Mohammed Mansour Yahiya is a coffee farmer affected by the conflict that arose in Yemen. In 2015, the suspension of salaries due to the conflict worsened his chances of providing for his family. His work and livelihood found hope when the USAID contributed just over $15 million to the Yemen Emergency Crisis Response Project (YECRP). Through this USAID fund and implementation by the UNDP in partnership with the Social Fund for Development, small farmers found solace in the Small and Micro Enterprise Promotion Service intervention project. This project seeks out farmers to modernize technologies and methods of production. Mohammed Mansour Yahiya became one of 350 coffee farmers supported by this project, which enabled their coffee to reach markets. Development projects in Yemen such as this one restore hope to individuals.
The Yemen Multisector Humanitarian Response Programme follows the YECRP in providing humanitarian aid in the form of food security. This project partners with NGOs to seek out malnourished individuals, the most vulnerable in Yemen, and provides cash and voucher assistance. This program works to eradicate malnourishment and integrate prevention and treatment of the condition through three sectors: nutrition, sanitation and health. Progress is being seen via partnerships with CARE, ACTED and Oxfam.

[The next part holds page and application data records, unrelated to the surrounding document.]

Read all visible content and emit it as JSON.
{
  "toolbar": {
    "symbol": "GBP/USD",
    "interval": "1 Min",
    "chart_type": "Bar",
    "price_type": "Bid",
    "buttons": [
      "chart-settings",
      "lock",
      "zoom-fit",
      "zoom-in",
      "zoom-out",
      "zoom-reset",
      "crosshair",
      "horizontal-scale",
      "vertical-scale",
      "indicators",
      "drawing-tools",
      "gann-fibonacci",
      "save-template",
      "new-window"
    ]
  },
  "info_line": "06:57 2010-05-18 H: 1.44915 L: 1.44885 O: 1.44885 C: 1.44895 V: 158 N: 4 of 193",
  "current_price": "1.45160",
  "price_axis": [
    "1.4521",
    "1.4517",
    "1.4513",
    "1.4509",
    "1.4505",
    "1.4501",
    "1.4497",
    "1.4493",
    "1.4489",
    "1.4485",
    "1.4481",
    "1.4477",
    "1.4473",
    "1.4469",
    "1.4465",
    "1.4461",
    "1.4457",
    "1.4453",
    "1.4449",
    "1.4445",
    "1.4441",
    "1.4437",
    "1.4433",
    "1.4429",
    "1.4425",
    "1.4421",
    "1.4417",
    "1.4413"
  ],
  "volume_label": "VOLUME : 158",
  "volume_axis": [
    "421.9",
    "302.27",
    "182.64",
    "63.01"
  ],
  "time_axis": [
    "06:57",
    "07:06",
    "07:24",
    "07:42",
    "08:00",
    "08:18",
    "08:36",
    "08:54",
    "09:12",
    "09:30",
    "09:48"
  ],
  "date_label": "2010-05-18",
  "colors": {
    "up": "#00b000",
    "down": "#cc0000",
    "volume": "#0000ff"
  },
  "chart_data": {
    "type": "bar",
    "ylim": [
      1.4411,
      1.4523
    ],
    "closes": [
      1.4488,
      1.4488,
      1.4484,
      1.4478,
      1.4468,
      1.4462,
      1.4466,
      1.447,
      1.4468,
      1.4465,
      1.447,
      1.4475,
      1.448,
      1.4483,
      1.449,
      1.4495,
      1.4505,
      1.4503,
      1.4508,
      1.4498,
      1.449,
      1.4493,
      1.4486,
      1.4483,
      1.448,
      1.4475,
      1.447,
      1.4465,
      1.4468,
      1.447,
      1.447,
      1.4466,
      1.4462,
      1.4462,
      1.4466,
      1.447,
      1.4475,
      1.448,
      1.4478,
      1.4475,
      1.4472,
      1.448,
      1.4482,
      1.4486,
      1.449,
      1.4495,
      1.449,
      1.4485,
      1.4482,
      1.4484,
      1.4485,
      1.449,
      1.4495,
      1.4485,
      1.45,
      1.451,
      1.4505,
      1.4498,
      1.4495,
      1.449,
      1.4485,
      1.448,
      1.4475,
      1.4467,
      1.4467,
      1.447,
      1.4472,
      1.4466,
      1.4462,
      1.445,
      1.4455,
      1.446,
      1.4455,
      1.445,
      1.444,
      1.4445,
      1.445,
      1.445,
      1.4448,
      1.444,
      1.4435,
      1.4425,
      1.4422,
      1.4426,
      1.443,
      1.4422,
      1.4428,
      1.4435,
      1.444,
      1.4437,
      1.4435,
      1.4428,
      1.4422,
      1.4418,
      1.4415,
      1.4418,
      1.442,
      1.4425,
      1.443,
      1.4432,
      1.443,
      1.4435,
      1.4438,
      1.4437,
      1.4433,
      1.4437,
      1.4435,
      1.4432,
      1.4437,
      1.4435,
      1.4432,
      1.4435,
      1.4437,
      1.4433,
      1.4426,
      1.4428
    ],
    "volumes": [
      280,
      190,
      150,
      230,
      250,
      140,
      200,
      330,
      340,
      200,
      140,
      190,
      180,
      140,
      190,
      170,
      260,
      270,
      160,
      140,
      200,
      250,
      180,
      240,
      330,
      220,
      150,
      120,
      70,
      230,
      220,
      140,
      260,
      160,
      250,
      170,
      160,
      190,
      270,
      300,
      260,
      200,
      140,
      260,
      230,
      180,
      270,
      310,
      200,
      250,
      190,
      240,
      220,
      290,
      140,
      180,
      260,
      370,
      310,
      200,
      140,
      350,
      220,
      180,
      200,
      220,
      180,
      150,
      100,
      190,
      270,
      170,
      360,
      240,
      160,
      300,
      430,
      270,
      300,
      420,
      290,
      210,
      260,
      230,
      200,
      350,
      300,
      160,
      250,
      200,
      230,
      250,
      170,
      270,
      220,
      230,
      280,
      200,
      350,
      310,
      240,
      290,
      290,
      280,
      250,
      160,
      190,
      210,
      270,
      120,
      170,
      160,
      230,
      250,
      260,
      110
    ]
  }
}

The third development project within Yemen is the Integrated Urban Service Emergency Project, which restores access to crucial urban services. With $150 million alloted for this project, it aims to support the restoration of safe water, sanitation, transportation, energy and solid waste management, while using local resources to improve the economy and lives within Yemen through employment and self-sufficiency.
Continuing to build self-sufficiency and developing Yemenis’ skill base is the Smallholder Agricultural Restoration and Enhancement Project for Yemen. The project strives to increase the use of productive and nutrition-enhancing agricultural practices. It works to increase production, income and nutrition through strengthening the community land and water management and efficient and responsible animal husbandry.
Developing farming skills and agriculture techniques provides a basis to grow the economy, and with equal access to medical health and education the quality of life will increase. The Second Basic Education Development Project, with a budget of $66 million, trains 68,000 teachers, headmasters and supervisors in Yemen. The project’s efforts will build additional classrooms, train headmasters and recruit and hire 700 rural women as teachers. Also included in this project is funding for poor families in rural areas to assist with equal opportunities for girls to attend school.
These development projects in Yemen seek to close the economic gap between Yemen and other countries and to provide security during the crisis. These projects aim to help the people of Yemen and ensure that the basic needs of the most vulnerable populations are being met.
– Bronti DeRoche